So, having got my base tiles, I decided that I was going to scribe pavements onto the inch wide strips, scoring these into the vinyl floor tiles with a bradawl. Once this was done, I would wash the whole tile in a brown ochre wash, which should not only ‘fill’ the scribed lines between the paving slabs, but also dirty up my road a bit, making them look more realistic.
However, whilst the scribing looked good, all it actually did was remove the top layer of spray paint, so when I applied the wash, all it did was show up the underlying colour of the tiles. And it made the tiles look a bit crap. After a bit of rethinking and a further visit to both Poundland and a different DIY shop, I had another can of grey primer and some different textured wallpaper, this time what was described as ‘mosaic’, which was basically lots of little squares.
As approximately two and a bit of these squares covered about an inch, I cut several strips an inch wide of my sample, then glued these down over the sections I had previously scribed as pavements, then re-sprayed the tiles. The end result was this;
Whilst they may not be offset paving slabs like I had originally intended, I think they look a lot more effective than if I’d tried to either paint the paving slabs on individually or tried to paint the lines on freehand.
As I’ve only completed three of the intended four tiles, I dug out my pumpkin patch tile I made last October, to show what the completed playing area will look like;
I decided to cut out the pavement on the bottom left tile to make them more modular and give me more options in layout. The final fourth tile, which will replace the pumpkin patch, will be a churchyard, utilising the iron railings I got at Salute from Renedhra and a Plasticville ‘cathedral’, which is a little too small to be a cathedral, but does make an acceptable small church.
I still need a few rows of Victorian housing and probably a pub, which will be scratch-built, along with some gas lamps. Having looked online at the various gas lamps available, I will probably be scratch-building these too – I know roughly how I’m going to do these, just need to work out the best way to do the actual lamps, as the bases and posts will be a cinch.

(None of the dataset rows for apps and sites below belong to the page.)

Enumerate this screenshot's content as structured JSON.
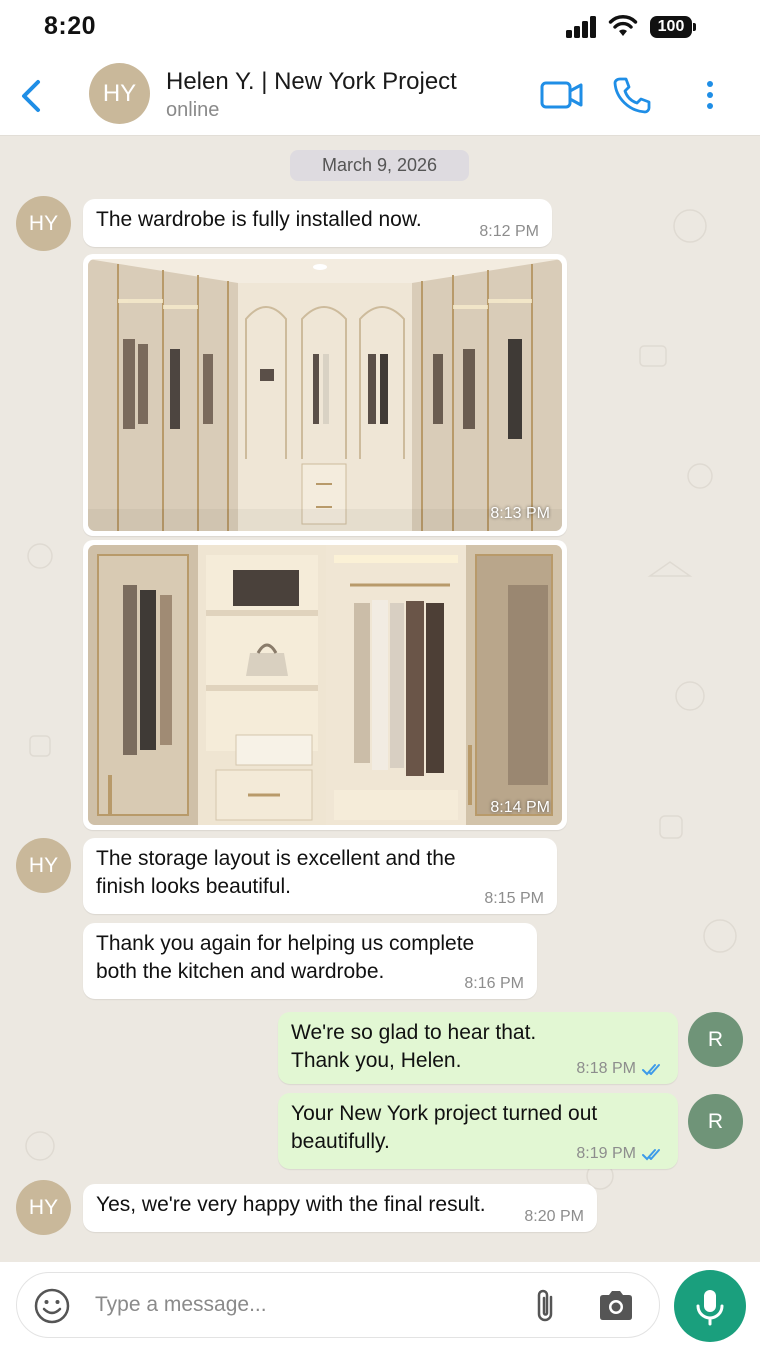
{
  "status_bar": {
    "time": "8:20",
    "battery": "100"
  },
  "header": {
    "avatar_initials": "HY",
    "contact_name": "Helen Y. | New York Project",
    "status": "online"
  },
  "chat": {
    "date": "March 9, 2026",
    "messages": [
      {
        "text": "The wardrobe is fully installed now.",
        "time": "8:12 PM",
        "avatar": "HY"
      },
      {
        "photo_time": "8:13 PM"
      },
      {
        "photo_time": "8:14 PM"
      },
      {
        "text_line1": "The storage layout is excellent and the",
        "text_line2": "finish looks beautiful.",
        "time": "8:15 PM",
        "avatar": "HY"
      },
      {
        "text_line1": "Thank you again for helping us complete",
        "text_line2": "both the kitchen and wardrobe.",
        "time": "8:16 PM"
      },
      {
        "text_line1": "We're so glad to hear that.",
        "text_line2": "Thank you, Helen.",
        "time": "8:18 PM",
        "avatar": "R"
      },
      {
        "text_line1": "Your New York project turned out",
        "text_line2": "beautifully.",
        "time": "8:19 PM",
        "avatar": "R"
      },
      {
        "text": "Yes, we're very happy with the final result.",
        "time": "8:20 PM",
        "avatar": "HY"
      }
    ]
  },
  "composer": {
    "placeholder": "Type a message..."
  },
  "colors": {
    "accent_blue": "#1f8ee6",
    "mic_green": "#1a9f7d",
    "outgoing_bubble": "#e2f7d3",
    "tick_blue": "#3d9be9"
  }
}
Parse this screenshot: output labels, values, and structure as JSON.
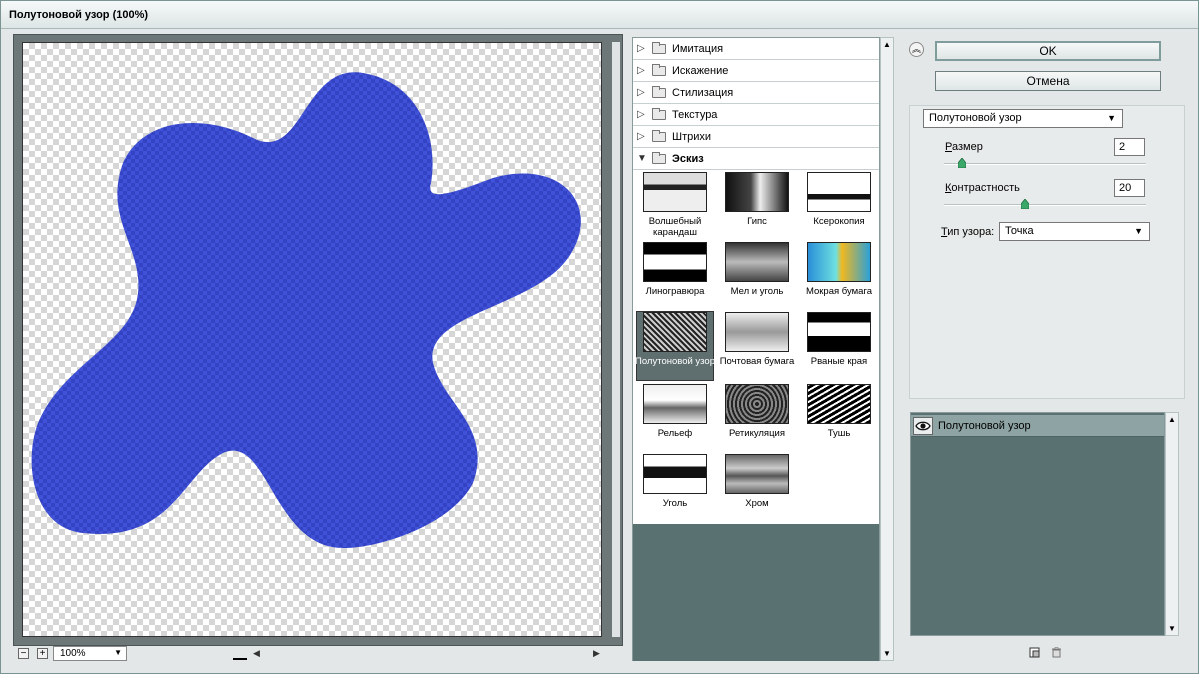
{
  "window": {
    "title": "Полутоновой узор (100%)"
  },
  "preview": {
    "zoom": "100%",
    "zoom_out": "−",
    "zoom_in": "+"
  },
  "gallery": {
    "categories": [
      {
        "label": "Имитация",
        "open": false
      },
      {
        "label": "Искажение",
        "open": false
      },
      {
        "label": "Стилизация",
        "open": false
      },
      {
        "label": "Текстура",
        "open": false
      },
      {
        "label": "Штрихи",
        "open": false
      },
      {
        "label": "Эскиз",
        "open": true
      }
    ],
    "thumbs": [
      {
        "label": "Волшебный карандаш"
      },
      {
        "label": "Гипс"
      },
      {
        "label": "Ксерокопия"
      },
      {
        "label": "Линогравюра"
      },
      {
        "label": "Мел и уголь"
      },
      {
        "label": "Мокрая бумага"
      },
      {
        "label": "Полутоновой узор",
        "selected": true
      },
      {
        "label": "Почтовая бумага"
      },
      {
        "label": "Рваные края"
      },
      {
        "label": "Рельеф"
      },
      {
        "label": "Ретикуляция"
      },
      {
        "label": "Тушь"
      },
      {
        "label": "Уголь"
      },
      {
        "label": "Хром"
      }
    ]
  },
  "buttons": {
    "ok": "OK",
    "cancel": "Отмена"
  },
  "settings": {
    "filter_select": "Полутоновой узор",
    "size_label_u": "Р",
    "size_label_rest": "азмер",
    "size_value": "2",
    "size_fraction": 0.09,
    "contrast_label_u": "К",
    "contrast_label_rest": "онтрастность",
    "contrast_value": "20",
    "contrast_fraction": 0.4,
    "pattern_label_u": "Т",
    "pattern_label_rest": "ип узора:",
    "pattern_value": "Точка"
  },
  "layers": {
    "items": [
      {
        "label": "Полутоновой узор"
      }
    ]
  },
  "colors": {
    "shape": "#3949d0",
    "panel_dark": "#5a7171",
    "selected_thumb": "#5f6f6f"
  },
  "icons": {
    "eye": "eye-icon",
    "new_layer": "new-layer-icon",
    "delete_layer": "trash-icon",
    "collapse": "double-chevron-up-icon"
  }
}
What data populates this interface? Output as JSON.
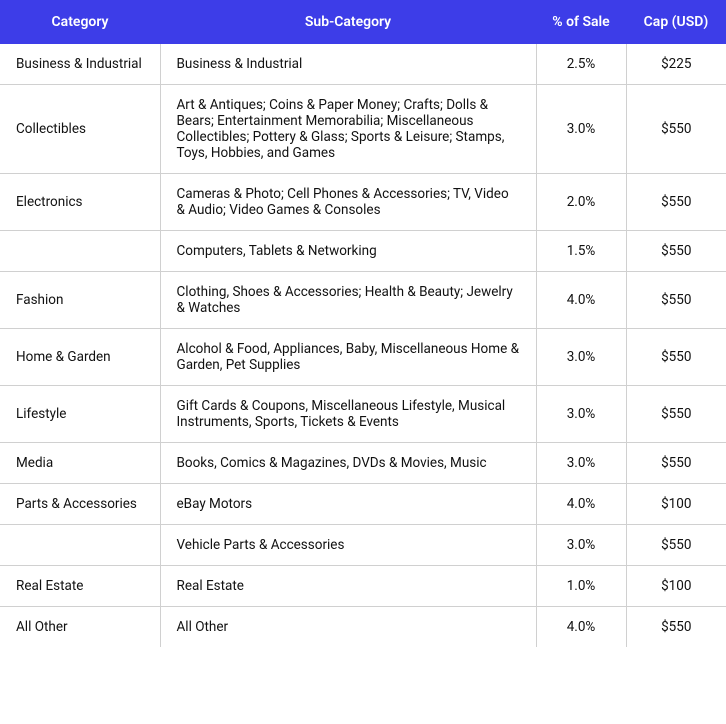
{
  "table": {
    "headers": {
      "category": "Category",
      "subcategory": "Sub-Category",
      "percent_sale": "% of Sale",
      "cap_usd": "Cap (USD)"
    },
    "rows": [
      {
        "category": "Business & Industrial",
        "subcategory": "Business & Industrial",
        "percent_sale": "2.5%",
        "cap_usd": "$225",
        "rowspan": 1
      },
      {
        "category": "Collectibles",
        "subcategory": "Art & Antiques; Coins & Paper Money; Crafts; Dolls & Bears; Entertainment Memorabilia; Miscellaneous Collectibles; Pottery & Glass; Sports & Leisure; Stamps, Toys, Hobbies, and Games",
        "percent_sale": "3.0%",
        "cap_usd": "$550",
        "rowspan": 1
      },
      {
        "category": "Electronics",
        "subcategory": "Cameras & Photo; Cell Phones & Accessories; TV, Video & Audio; Video Games & Consoles",
        "percent_sale": "2.0%",
        "cap_usd": "$550",
        "rowspan": 1
      },
      {
        "category": "",
        "subcategory": "Computers, Tablets & Networking",
        "percent_sale": "1.5%",
        "cap_usd": "$550",
        "rowspan": 1
      },
      {
        "category": "Fashion",
        "subcategory": "Clothing, Shoes & Accessories; Health & Beauty; Jewelry & Watches",
        "percent_sale": "4.0%",
        "cap_usd": "$550",
        "rowspan": 1
      },
      {
        "category": "Home & Garden",
        "subcategory": "Alcohol & Food, Appliances, Baby, Miscellaneous Home & Garden, Pet Supplies",
        "percent_sale": "3.0%",
        "cap_usd": "$550",
        "rowspan": 1
      },
      {
        "category": "Lifestyle",
        "subcategory": "Gift Cards & Coupons, Miscellaneous Lifestyle, Musical Instruments, Sports, Tickets & Events",
        "percent_sale": "3.0%",
        "cap_usd": "$550",
        "rowspan": 1
      },
      {
        "category": "Media",
        "subcategory": "Books, Comics & Magazines, DVDs & Movies, Music",
        "percent_sale": "3.0%",
        "cap_usd": "$550",
        "rowspan": 1
      },
      {
        "category": "Parts & Accessories",
        "subcategory": "eBay Motors",
        "percent_sale": "4.0%",
        "cap_usd": "$100",
        "rowspan": 1
      },
      {
        "category": "",
        "subcategory": "Vehicle Parts & Accessories",
        "percent_sale": "3.0%",
        "cap_usd": "$550",
        "rowspan": 1
      },
      {
        "category": "Real Estate",
        "subcategory": "Real Estate",
        "percent_sale": "1.0%",
        "cap_usd": "$100",
        "rowspan": 1
      },
      {
        "category": "All Other",
        "subcategory": "All Other",
        "percent_sale": "4.0%",
        "cap_usd": "$550",
        "rowspan": 1
      }
    ]
  }
}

So, that’s how far I’ve got with my Gothic Victoriana tiles, and so far it’s cost me just under a fiver, which is pretty good going.
Join me next time and we’ll hopefully see my small slice of London look a bit more built-up.